The thing I find most odd about the behavior of the modern feminist movement is the way it seems to push back against individualism. Feminism is supposedly about women's liberation, about women's rights. To me, that includes the right to be free not to call yourself a feminist, the right to decide for yourself that you're already liberated, the right to choose to be a wife and mother first if that's what you really want. I see in this something akin to the process of raising a child; your ultimate goal as a parent is to work yourself out of a job, to help shape a healthy adult with her own thoughts and ideas, one who can live independently of you. Of course you miss the child, but you also take pride in the adult your child has grown to become. But this goal -- to glory in the triumph of strong, capable, well-educated, independent women in society -- seems to have been lost in the modern feminist movement. Far from their stated goals of female liberation, feminist leaders seem to panic at the idea that there are strong women in the world who have declared themselves mature enough not to require the support structure of a political movement. They seem to need a cadre of perpetual teenagers, constantly fearful of having their rights snatched away by the looming specter of the Male Chauvinist Pig, and never quite able to think or act independently of the Cause.
So the question now before me is whether I need feminism, or whether feminism needs me. More and more it seems to me that the latter statement is more true than the former. As a political movement that needs the power of the masses to effect its goals, modern feminism is trying to pull in as many women as possible by trying to convince them that if they believe in such commonsense notions as women voting, owning property, not being sexually harassed at work, etc., then They May Already Be Members! But I don't accept that notion.
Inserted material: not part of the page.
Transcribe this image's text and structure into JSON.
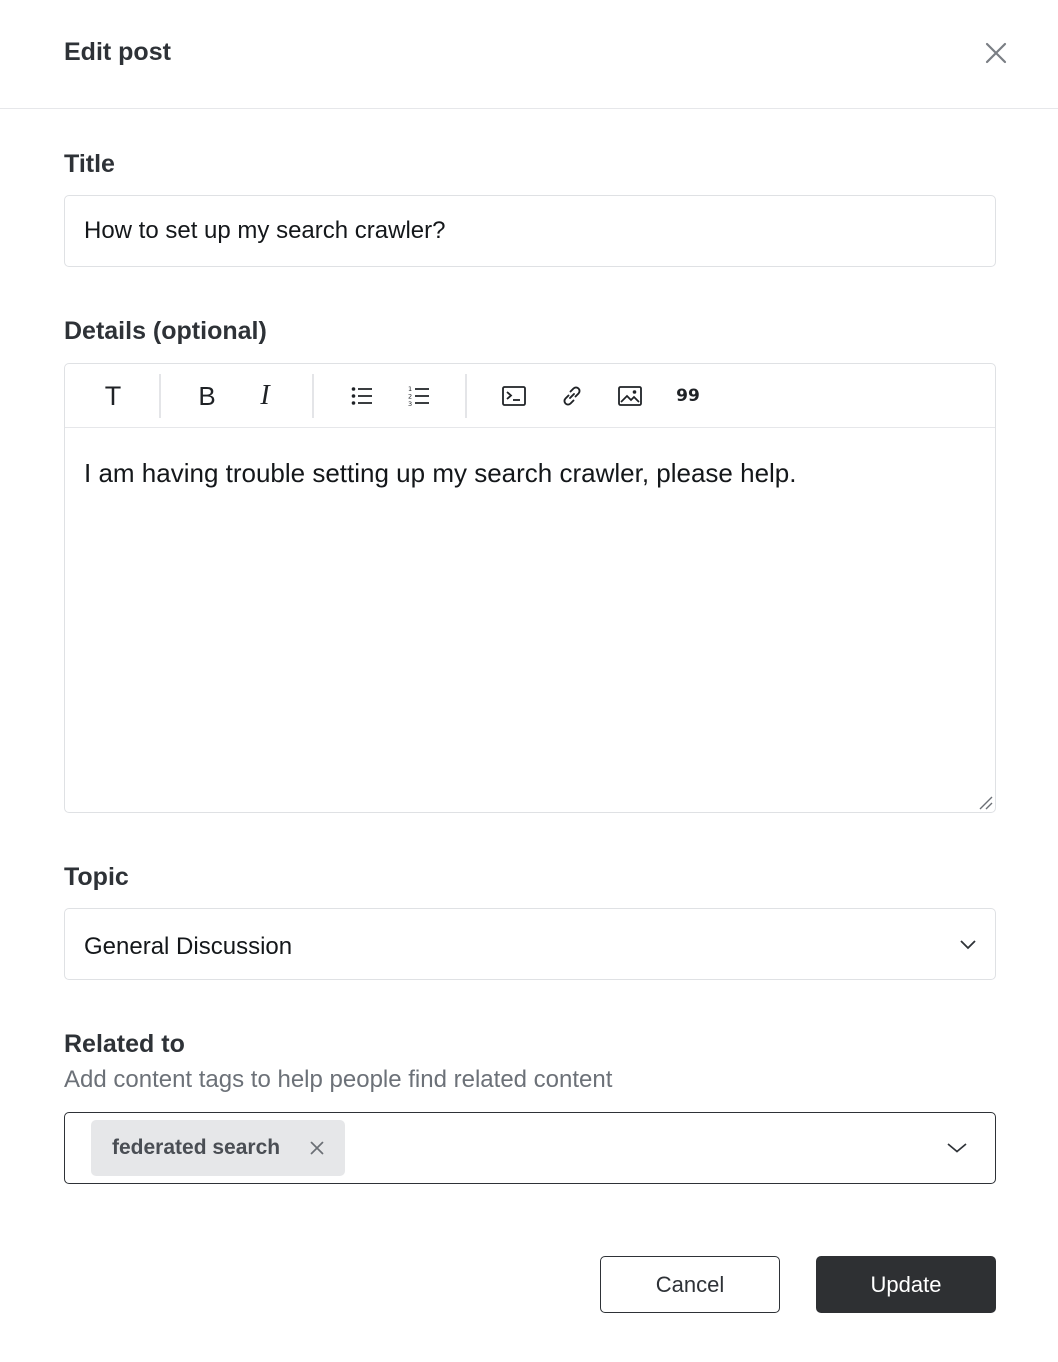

And I'm just enough of an old-fashioned rugged individualist that I don't believe political and social change only takes place by stirring up the emotions of well-choreographed mobs.
Sorry, ladies. I'm standing with Ms. Dunst on this one.